▶ _Records from a dataset_
-=-=-

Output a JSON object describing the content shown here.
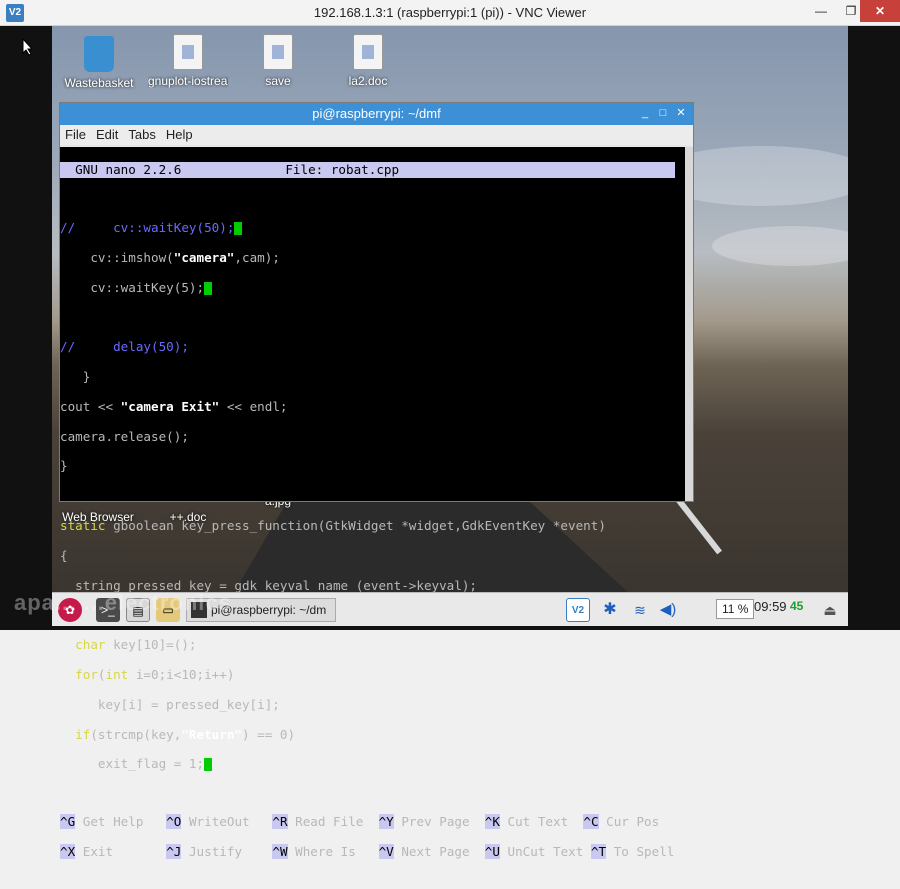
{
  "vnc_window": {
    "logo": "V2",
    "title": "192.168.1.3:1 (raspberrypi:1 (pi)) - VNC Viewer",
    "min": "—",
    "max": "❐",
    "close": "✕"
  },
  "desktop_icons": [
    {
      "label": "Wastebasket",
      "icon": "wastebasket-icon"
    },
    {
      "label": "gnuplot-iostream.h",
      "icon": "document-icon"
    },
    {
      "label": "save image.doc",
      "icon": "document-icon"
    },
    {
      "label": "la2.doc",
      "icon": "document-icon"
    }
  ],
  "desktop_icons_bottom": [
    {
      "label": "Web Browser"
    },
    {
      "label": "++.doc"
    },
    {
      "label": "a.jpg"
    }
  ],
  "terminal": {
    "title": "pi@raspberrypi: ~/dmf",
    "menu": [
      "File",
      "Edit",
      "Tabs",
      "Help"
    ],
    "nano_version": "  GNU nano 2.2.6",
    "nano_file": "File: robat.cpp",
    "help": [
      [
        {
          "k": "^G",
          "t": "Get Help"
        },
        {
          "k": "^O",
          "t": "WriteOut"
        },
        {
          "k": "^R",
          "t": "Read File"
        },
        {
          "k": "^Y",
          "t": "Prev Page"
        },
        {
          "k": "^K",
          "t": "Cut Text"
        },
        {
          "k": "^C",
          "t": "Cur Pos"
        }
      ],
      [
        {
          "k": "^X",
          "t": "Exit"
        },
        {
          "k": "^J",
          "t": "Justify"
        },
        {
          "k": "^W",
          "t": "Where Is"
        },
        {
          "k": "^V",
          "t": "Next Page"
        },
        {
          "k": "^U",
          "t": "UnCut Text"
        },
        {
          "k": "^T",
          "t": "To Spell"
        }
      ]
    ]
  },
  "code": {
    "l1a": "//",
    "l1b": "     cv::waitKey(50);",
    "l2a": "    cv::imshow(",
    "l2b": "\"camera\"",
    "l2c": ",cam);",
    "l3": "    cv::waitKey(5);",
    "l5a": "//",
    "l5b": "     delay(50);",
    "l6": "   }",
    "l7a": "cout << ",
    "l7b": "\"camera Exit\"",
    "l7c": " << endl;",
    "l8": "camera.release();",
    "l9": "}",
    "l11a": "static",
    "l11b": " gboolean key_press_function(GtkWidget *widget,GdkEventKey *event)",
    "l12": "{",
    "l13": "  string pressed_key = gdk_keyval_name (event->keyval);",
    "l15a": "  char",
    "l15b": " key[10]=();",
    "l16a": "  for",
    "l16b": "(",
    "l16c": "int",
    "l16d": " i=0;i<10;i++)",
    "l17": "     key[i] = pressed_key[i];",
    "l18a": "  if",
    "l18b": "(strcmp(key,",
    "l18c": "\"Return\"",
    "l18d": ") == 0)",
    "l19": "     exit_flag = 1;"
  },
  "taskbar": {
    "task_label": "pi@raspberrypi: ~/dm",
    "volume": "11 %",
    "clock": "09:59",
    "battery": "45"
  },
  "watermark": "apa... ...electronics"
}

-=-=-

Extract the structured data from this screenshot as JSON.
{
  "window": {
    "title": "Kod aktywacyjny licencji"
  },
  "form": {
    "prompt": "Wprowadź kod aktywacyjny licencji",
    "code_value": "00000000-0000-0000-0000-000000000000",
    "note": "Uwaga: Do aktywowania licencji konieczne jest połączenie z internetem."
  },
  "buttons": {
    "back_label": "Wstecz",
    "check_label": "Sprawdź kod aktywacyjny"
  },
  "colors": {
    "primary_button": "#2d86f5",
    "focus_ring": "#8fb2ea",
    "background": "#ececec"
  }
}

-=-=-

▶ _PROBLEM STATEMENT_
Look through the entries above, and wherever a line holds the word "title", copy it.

▶ _RESPONSE TO THIS EXERCISE_
    "title": "192.168.1.3:1 (raspberrypi:1 (pi)) - VNC Viewer",
    "title": "pi@raspberrypi: ~/dmf",
    "title": "Kod aktywacyjny licencji"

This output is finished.